Abdullah Sahil / AP
ISLAMABAD (AP) – The Taliban on Saturday decided to work with the United States to contain extremist groups in Afghanistan, issuing an uncompromising position on a key issue ahead of the first direct talks between former enemies since America left the country in August.
Senior Taliban officials and U.S. representatives are meeting this weekend in Doha, the capital of Qatar. Officials from both sides said the issues included the reining of extremist groups and the evacuation of foreign nationals and Afghans from the country. The Taliban has signaled flexibility in evacuations.
However, Taliban political spokesman Suhail Shaheen told The Associated Press that there was no cooperation with Washington which contains the increasingly active Islamic State group in Afghanistan. IS has been responsible for several recent attacks, including a bombing on Friday that killed 46 minority Shiite Muslims and injured a dozen of them praying at a mosque in the northern city of Kunduz.
“We are able to discuss Daesh independently,” Shaheen said, when asked if the Taliban would work with the U.S. containing Islamic State affiliation. He used an Arabic acronym for IS.
IS has carried out relentless attacks on the country’s Shiites since its emergence in eastern Afghanistan in 2014. It is also seen as the terror group that posed the greatest threat to the United States for its potential to attack terrorists. target in America.
The weekend meetings in Doha were the first since U.S. forces withdrew from Afghanistan in late August, culminating in a 20-year military presence as the Taliban occupied the country. The US clarified that the talks were not prior to recognition.
The talks also stemmed from two days of difficult discussions between Pakistani officials and U.S. Deputy Secretary of State Wendy Sherman in Islamabad focused on Afghanistan. Pakistani officials have urged the US to engage with Afghanistan’s new leaders and release billions of dollars in international funds to prevent the economy from sinking.
Pakistan also has a message for the Taliban, urging them to be more involved and pay attention to the human and minority rights of ethnic and religious groups.
Later on Saturday, Doha-based Al-Jazeera English reported that the conversation had begun. The news outlet quoted Ameer Khan Muttaqi, the designated Taliban minister for Afghanistan, as saying the Taliban had asked the US to lift its ban on Afghanistan’s central bank reserves.
There was no immediate word from Washington in the talks.
After the attack on Friday, Afghanistan’s Shiites attacked the Taliban, demanding more protection at their places of worship. The IS affiliate claimed responsibility and identified the bomber as a Uyghur Muslim. The statement said the attack was targeted at both Shiites and the Taliban for their willingness to expel Uyghurs to meet demands from China. It was the deadliest attack since Afghanistan and Afghan troops left on August 30.
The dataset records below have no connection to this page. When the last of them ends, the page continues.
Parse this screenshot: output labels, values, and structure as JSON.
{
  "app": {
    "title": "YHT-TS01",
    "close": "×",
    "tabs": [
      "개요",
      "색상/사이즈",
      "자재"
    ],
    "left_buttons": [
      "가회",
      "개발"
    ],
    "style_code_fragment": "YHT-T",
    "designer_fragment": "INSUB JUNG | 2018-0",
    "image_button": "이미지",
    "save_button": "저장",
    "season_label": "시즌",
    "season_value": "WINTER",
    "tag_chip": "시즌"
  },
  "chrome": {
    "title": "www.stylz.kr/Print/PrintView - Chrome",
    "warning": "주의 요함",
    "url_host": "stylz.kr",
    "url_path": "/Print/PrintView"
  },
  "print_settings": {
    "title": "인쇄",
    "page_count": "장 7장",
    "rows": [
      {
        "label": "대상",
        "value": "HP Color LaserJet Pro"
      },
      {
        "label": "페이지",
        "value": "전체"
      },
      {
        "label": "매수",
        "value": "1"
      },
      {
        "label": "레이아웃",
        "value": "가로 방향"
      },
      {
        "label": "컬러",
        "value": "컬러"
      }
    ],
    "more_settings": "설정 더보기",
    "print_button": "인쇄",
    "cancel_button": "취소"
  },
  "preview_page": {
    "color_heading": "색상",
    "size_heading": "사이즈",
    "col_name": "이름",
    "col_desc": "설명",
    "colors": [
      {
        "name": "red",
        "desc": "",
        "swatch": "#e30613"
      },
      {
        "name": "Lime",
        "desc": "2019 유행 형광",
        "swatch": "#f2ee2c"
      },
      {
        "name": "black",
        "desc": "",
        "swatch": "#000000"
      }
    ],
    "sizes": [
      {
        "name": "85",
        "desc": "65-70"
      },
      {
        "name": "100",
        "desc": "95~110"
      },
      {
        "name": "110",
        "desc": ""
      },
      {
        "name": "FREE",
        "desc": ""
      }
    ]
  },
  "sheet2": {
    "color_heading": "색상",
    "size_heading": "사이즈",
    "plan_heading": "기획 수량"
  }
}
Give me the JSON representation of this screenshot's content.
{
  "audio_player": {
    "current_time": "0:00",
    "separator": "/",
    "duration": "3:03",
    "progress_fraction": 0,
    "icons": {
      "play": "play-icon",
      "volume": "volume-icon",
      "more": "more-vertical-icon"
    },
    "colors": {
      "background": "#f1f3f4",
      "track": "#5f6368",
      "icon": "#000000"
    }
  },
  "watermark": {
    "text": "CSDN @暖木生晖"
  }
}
Michael Kugelman, deputy director of the Asia Program at the U.S.-based Wilson Center, said Friday’s attack could have been a source of more violence. Most Uyghur militants belong to the East Turkestan Islamic Movement, which has found a safe haven in the border regions of Pakistan and Afghanistan for decades.
“If the (IS) claim is true, China’s concerns about terrorism in (Afghanistan) —which the Taliban has said will be accepted — will increase,” he tweeted following the attack.
Meanwhile, the Taliban on Saturday began traveling with Afghans who fled rebel occupation in August and lived in tents in a Kabul park back to their homes in the north of the country, where threats are rising from IS following the Kunduz attacks.
A Taliban official in charge of the refugees, Mohammed Arsa Kharoti, said there were up to 1.3 million Afghans who had fled from past wars and that the Taliban had no funds to arrange repatriation for everyone. He said the Taliban had organized the repatriation of 1,005 families who had fled their homes so far.
Shokria Khanm, who spent several weeks in one of the tents in the park and waited on Saturday to board the bus arranged by the Taliban on his way home to Kunduz, said he was not concerned about the growing IS threat to the northern province.
“At least there we have four walls,” he said but added that he was nervous about the future after fighting between Taliban government troops and Afghanistan destroyed his home.
“Winter is coming. There is no firewood. We need water and food,” he said.
During the Doha talks, U.S. officials will also seek to keep the Taliban in their commitment to allow Americans and other foreigners to leave Afghanistan, including Afghans formerly working for the U.S. military. or Afghanistan’s government and other allies, a U.S. official said. The officer spoke on condition of anonymity because the officer was not allowed to speak on the record about the meetings.
The Biden administration has raised questions and complaints about the slow pace of evacuation accelerated by the U.S. from Taliban-led Afghanistan since the U.S. withdrew.